[Exercise instructions] Each entry must be output exactly as it appears.

[Supplied entries]
#####

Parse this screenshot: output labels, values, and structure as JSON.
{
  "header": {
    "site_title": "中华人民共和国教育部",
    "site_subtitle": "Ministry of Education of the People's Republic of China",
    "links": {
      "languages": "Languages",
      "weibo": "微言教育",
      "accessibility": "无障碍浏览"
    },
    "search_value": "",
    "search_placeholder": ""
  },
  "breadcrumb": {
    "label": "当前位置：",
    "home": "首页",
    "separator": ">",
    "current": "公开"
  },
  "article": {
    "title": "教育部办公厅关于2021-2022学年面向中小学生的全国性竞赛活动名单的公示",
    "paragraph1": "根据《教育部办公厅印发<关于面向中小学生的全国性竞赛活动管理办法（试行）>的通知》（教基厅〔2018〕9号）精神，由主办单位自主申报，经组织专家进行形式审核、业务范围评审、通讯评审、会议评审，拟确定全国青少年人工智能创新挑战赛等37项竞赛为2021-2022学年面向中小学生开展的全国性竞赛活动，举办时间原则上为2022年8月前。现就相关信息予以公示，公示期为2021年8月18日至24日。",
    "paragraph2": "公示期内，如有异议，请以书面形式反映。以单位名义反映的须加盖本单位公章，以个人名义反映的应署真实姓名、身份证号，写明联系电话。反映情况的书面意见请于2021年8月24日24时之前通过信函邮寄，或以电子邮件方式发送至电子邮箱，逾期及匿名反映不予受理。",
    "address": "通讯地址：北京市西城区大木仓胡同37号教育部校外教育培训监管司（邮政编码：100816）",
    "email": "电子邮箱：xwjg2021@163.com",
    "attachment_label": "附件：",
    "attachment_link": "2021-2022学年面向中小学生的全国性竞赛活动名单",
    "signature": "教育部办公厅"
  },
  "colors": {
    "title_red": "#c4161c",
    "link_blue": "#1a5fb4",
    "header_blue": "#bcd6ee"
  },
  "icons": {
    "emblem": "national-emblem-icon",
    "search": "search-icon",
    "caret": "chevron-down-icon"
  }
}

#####

[Exercise response]
Parse this screenshot: output labels, values, and structure as JSON.
{
  "header": {
    "site_title": "中华人民共和国教育部",
    "site_subtitle": "Ministry of Education of the People's Republic of China",
    "links": {
      "languages": "Languages",
      "weibo": "微言教育",
      "accessibility": "无障碍浏览"
    },
    "search_value": "",
    "search_placeholder": ""
  },
  "breadcrumb": {
    "label": "当前位置：",
    "home": "首页",
    "separator": ">",
    "current": "公开"
  },
  "article": {
    "title": "教育部办公厅关于2021-2022学年面向中小学生的全国性竞赛活动名单的公示",
    "paragraph1": "根据《教育部办公厅印发<关于面向中小学生的全国性竞赛活动管理办法（试行）>的通知》（教基厅〔2018〕9号）精神，由主办单位自主申报，经组织专家进行形式审核、业务范围评审、通讯评审、会议评审，拟确定全国青少年人工智能创新挑战赛等37项竞赛为2021-2022学年面向中小学生开展的全国性竞赛活动，举办时间原则上为2022年8月前。现就相关信息予以公示，公示期为2021年8月18日至24日。",
    "paragraph2": "公示期内，如有异议，请以书面形式反映。以单位名义反映的须加盖本单位公章，以个人名义反映的应署真实姓名、身份证号，写明联系电话。反映情况的书面意见请于2021年8月24日24时之前通过信函邮寄，或以电子邮件方式发送至电子邮箱，逾期及匿名反映不予受理。",
    "address": "通讯地址：北京市西城区大木仓胡同37号教育部校外教育培训监管司（邮政编码：100816）",
    "email": "电子邮箱：xwjg2021@163.com",
    "attachment_label": "附件：",
    "attachment_link": "2021-2022学年面向中小学生的全国性竞赛活动名单",
    "signature": "教育部办公厅"
  },
  "colors": {
    "title_red": "#c4161c",
    "link_blue": "#1a5fb4",
    "header_blue": "#bcd6ee"
  },
  "icons": {
    "emblem": "national-emblem-icon",
    "search": "search-icon",
    "caret": "chevron-down-icon"
  }
}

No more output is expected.